First Peter begins with a list of greetings to its original audience. In verse 1 we read that the letter is from the apostle Peter, an original disciple of Jesus and pillar of the infant church. Recently, it has become fashionable for liberal scholars to question whether Peter actually wrote this epistle. The quality of the Greek, some of the best in the New Testament, is thought to disqualify the Galilean fisherman as a possible author. However, this argument does not really hold much weight. First of all, to assert that Peter could not be skilled in the lingua franca of his day really just manifests an incipient elitism that is opposed to the things of God. Peter would have known and used Greek both as a merchant and as a leader in a movement charged with converting the entire world to Christ (Matt. 28:18–20). Secondly, his probable use of a native Greek speaker like Silvanus as an amanuensis (secretary) in the composition of the epistle (1 Peter 5:12) further explains the quality of the Greek in the letter.
The second argument advanced against Petrine authorship is that the persecution described in the letter is too well organized to have been within Peter’s lifetime. However, the internal evidence from this letter is more in keeping with “minor” discrimination and sporadic persecutions than with the empire-wide persecution of the emperors who lived after Peter died. It is unlikely that Peter would call his audience to honor the emperor (2:17) if a systematic persecution of the entire church was underway at the time of the letter’s composition.
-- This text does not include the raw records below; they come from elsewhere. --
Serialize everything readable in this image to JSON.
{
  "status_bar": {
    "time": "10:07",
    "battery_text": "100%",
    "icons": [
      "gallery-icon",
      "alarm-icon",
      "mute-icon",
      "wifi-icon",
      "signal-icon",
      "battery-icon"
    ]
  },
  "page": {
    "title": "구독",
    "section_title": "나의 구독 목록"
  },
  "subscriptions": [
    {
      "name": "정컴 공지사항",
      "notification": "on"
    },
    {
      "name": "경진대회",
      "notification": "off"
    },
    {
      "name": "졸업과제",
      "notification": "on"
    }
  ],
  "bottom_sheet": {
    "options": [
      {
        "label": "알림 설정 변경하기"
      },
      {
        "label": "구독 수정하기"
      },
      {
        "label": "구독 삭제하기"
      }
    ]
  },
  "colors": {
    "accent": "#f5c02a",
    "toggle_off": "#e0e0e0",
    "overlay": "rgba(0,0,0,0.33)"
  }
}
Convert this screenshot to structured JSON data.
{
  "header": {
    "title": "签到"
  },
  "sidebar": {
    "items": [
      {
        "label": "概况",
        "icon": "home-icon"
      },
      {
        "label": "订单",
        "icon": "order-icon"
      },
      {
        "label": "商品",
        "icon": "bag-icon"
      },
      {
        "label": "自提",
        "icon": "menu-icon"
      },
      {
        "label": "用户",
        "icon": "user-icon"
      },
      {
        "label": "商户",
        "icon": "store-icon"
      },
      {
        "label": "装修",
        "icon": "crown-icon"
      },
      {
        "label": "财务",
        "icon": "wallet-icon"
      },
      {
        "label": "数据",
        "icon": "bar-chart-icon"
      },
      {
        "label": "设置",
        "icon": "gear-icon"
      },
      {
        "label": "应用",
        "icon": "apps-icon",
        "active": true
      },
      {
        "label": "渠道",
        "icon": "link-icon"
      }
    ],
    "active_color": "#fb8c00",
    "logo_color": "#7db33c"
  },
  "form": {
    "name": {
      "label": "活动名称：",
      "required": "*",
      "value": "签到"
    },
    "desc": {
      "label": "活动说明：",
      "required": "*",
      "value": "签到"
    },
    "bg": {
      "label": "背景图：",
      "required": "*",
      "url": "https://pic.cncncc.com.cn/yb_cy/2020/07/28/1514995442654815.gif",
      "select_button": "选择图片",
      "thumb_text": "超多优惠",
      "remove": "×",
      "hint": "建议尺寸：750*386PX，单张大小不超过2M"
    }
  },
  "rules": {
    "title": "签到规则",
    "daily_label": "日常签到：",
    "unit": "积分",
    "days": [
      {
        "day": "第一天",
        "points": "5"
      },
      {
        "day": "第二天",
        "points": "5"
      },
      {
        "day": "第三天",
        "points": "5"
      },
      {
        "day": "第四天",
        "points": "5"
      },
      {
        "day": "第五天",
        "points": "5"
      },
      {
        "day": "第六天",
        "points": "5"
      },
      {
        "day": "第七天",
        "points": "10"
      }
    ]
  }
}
The epistle is addressed to an audience living in modern day Turkey where discrimination and localized outbreaks of violence against Christians were common in the early church. They were a mostly Gentile audience who, having been converted to Christ, had turned from participating in the civil religion and thus were viewed as seditious by the local population. Peter’s description of this audience as “elect exiles” (1 Peter 1:1), shows that they were in fact a part of the true Israel of God and therefore had a living hope. In order to encourage them in this hope, Peter wrote his first epistle to them not long before he died a martyr under Nero in the mid-60s A.D.
Harsh persecution for bearing the name of Christ is a reality in much of the world. Even in the West, Christians face discrimination and slander for confessing the name of Jesus. Think through some of the past or current persecution or discrimination that you have experienced for being a Christian. Ask the Lord to bless your study of 1 Peter so that you would know how to hold fast to your hope in the midst of an unbelieving and hostile world.